Our planet generates a profusion of noise across the radio spectrum. Thunderstorms
are the main source of Earth's natural radio emissions. Violent currents of waterlogged air
inside these clouds of life-giving moisture produce static electricity, better known as lightning.
Lightning and thunderstorms are well-known yet not quite fully understood. Lightning is a
constant activity on earth; striking approximately 16 times every second.
That's about 1,382,400 bolts every day! Each and every strike is a powerful event. The sound
of thunder created with each electrical discharge is only part of the story.
Click here to hear a recording
of thunder (830Kb)
A lightning strike can
noise on many frequencies, however, most of the effective radiated energy is concentrated
in the very low frequency range. Lightning strikes are also known as "triggers"; most
VLF radio emissions are the direct results from a single strike or a grouping of
strikes over a certain period of time. Other sources of radio noise are beyond
the atmosphere and into outer space. Listed below are terms used to identify a
few of the many different types of VLF radio emissions along with audio wave file examples.
Sferics is from the shortened term atmospherics; the static interference (radio noise)
received from a lightning strike or strikes. Most medium and high band (AM broadcast
through Short-wave) radio receivers can intercept sferics, which sounds like crunches or
crackles, much like the sound of biting into a potato chip or chips. In close proximity
(0 to 50 miles) sferics have very high signal strength. Distant strikes (more then 500 miles
away) have very little influence on broadcast band radio reception, however, a receiver
tuned to VLF frequencies can pick up sferics originating from many thousands of miles away.
Recordings of Sferics:
Tweeks are sferics with a twist. Sferics are generally heard directly,
in other words, the radio signal takes the shortest route to the receiving station. Tweeks
on the other hand are strikes that are reflected. The earth's Ionosphere has the effect of
stretching or delaying part of the signal from the originating strike or trigger.
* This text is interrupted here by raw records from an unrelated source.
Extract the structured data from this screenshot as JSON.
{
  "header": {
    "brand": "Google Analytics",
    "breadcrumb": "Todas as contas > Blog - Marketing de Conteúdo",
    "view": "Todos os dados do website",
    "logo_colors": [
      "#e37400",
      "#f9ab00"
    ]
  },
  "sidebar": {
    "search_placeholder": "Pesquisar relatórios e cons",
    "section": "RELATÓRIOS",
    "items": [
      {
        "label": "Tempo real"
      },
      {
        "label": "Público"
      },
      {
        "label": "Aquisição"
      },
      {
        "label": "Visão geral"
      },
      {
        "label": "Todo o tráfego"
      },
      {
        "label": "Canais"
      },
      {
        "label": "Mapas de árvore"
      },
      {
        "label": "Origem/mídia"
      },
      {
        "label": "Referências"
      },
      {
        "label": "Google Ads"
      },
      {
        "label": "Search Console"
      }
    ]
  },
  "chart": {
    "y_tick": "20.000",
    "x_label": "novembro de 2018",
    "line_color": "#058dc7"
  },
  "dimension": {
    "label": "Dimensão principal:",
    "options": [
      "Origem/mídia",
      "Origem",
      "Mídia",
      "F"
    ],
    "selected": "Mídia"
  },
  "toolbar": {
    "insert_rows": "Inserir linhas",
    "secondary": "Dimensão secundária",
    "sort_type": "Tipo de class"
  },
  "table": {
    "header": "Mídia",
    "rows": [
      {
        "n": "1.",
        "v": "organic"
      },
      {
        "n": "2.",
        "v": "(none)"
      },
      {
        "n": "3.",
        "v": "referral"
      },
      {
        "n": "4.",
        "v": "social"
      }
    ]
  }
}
The amount
of delay is just enough to notice; only milliseconds. The effect of this delay produces a
musical note-like sound called a tweek. Tweeks are generally heard in the evening hours
when conditions are right for Ionospheric propagation.
Recordings of Tweeks:
Whistlers are similar to tweeks in that they are stretched out, however the
delay is seconds. They are the remnants of a trigger (strike) after passing through earth's
magnetic field; the Magnetosphere. There are many different types of whistlers. It is said
by natural radio listeners that no two whistlers are alike. Because of the fluid-like qualities
of the Magnetosphere, none are exactly identical.
Types of Whistlers:
The strength and location of the trigger, the location of the listener, and the
characteristics of the Magnetosphere at that moment determine what kind of whistler
will be heard. According to "The Beginners Guide to Natural VLF Radio Phenomena"
(Michael Mideke) whistlers are categorized into hops. A hop refers to the electrical
signal (a trigger or strike) that has traveled through the Magnetosphere. A single trip or
hop through the magnetosphere produces a quick, high-pitched whistler. One-hop whistlers
originate from triggers located on the opposite side of the planet from the listener. Double
or multiple hop whistlers are seconds in length of time and can come from
the same or opposing side of earth. Most whistlers (99.9 percent) are similar in that they are falling
tones, however, the similarity stops there. They can be sharp, pure notes, or wispy; like
the sound of wind blowing through a forest of trees. They also can be a mixture of both
types, which makes whistlers so interestingly strange.
Recordings of Whistlers:
Chorus is an emission that sounds like wispy or whoosh-like whistlers.
It sometimes resembles upside-down whistlers that never seem to stop. At other
times, it can sound like an imaginary beachfront in the distance. Chorus can be a rare
event; it is a real treat to VLF radio enthusiasts to hear it live.
Recordings of Chorus: